What are her parents like?
They're just a normal family. I've been very lucky. From day one when they dropped the kids off [Oudin's sister, Katherine, is a college-bound player], they've left me alone and never fussed with me about results, what we're working on—I've done the schedule, I do all that. Most parents, I have a lot now who still bother me at the club, come sit on the court and tell me what to do. They've never, ever done that. And she's believed in me. I sold her the dream, told her how we were going to do it, and we came up here [to the U.S. Open] when she was 12 years old and got a feel for the place and she said, “Yeah, I'm gonna be here one day. This is what I want to do.
There is already talk about her need to break away from this man who has steered her career all of her tennis playing life. She is just seventeen. She will mature and her game will mature with her. She has the variety that has not been taught in the Academies. Let's see where she is next year this time. Hopefully the hypebeast will not have gotten her in it's clutches.
Very nice write up on Li Na in today's New York Times
Li Na stepped past the musicians plucking familiar string instruments and people doing tai chi in the pavilion. She stood near tables of men huddled around games of checkers.
“It is exactly like China,” Li said with a broad smile.
It was Columbus Park, the quiet, beating heart of Manhattan’s bustling Chinatown. One difference from her strolls in China is that no one seemed to recognize her Monday afternoon, seeing only a young woman in jeans and a black cap, not China’s best tennis player and a quarterfinalist at the United States Open.

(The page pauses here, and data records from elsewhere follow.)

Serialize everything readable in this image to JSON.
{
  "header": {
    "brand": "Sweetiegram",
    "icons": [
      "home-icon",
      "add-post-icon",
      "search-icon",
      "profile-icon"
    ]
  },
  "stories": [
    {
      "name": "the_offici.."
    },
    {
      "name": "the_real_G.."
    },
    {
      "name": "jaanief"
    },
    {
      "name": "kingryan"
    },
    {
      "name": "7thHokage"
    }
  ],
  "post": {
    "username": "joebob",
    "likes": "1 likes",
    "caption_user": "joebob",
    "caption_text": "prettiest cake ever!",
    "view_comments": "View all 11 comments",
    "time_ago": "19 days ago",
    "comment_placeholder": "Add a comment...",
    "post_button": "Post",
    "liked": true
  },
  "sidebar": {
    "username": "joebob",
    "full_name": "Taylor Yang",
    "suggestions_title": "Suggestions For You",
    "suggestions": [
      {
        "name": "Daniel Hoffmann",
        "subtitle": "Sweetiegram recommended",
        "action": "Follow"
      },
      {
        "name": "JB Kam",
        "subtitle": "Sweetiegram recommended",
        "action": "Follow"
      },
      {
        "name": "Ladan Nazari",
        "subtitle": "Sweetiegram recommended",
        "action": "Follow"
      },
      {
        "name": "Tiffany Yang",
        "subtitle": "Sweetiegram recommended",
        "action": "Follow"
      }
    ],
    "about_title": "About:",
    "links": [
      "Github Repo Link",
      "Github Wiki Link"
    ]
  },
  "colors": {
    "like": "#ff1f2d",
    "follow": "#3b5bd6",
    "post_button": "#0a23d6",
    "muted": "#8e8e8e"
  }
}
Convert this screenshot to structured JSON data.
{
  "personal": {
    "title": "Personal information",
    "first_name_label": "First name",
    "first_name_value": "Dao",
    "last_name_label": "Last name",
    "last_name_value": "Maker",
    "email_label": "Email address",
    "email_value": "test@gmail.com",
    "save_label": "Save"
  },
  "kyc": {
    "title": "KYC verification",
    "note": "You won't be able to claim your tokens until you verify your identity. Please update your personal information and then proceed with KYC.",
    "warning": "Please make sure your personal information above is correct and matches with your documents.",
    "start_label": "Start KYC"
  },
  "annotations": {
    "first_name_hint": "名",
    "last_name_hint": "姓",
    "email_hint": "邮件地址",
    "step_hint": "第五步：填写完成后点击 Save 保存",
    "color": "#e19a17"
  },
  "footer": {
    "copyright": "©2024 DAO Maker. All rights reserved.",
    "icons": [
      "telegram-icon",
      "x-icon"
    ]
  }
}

Li, 27, is not only a long way from home, but she is also as far into a Grand Slam tournament as she has ever been. The day before her match against the resurgent, unretired Kim Clijsters, the 18th-seeded Li took a taxi from her Midtown hotel and spent a couple of hours strolling Chinatown and having lunch.
“I love New York City,” she said. “People in China say: ‘If you love your children, send them to New York. If you hate your children, also send them to New York.’ ”
She laughed at that lesser-known Chinese proverb. In news conferences, when asked to address questions in English, Li seems unsure and introverted. Alone, on the street or at a restaurant table, her English is near perfect and she continually punctuates jokes with a disarming grin.
When she plays at Flushing Meadows, she is about a mile — one stop on the 7 train — from the bustling Chinatown in Flushing, Queens, which some say has overtaken the Manhattan Chinatown in recent years as the largest concentration of Chinese in the Western Hemisphere. Li has stayed at a house in Flushing with other Chinese players and coaches the three previous times she played the Open, but she wanted to get a close-up view of Manhattan this time.
She laughed about how people from outside China get confused about her name. Li is her family name, she said. And Na is her first name, even if the Chinese place it at the end.
She has heard people see her name and call her “Lina.” Or “Nali.”
“If you see the draw,” she said of the tournament bracket, “it’s easy to find my name. It’s so short.”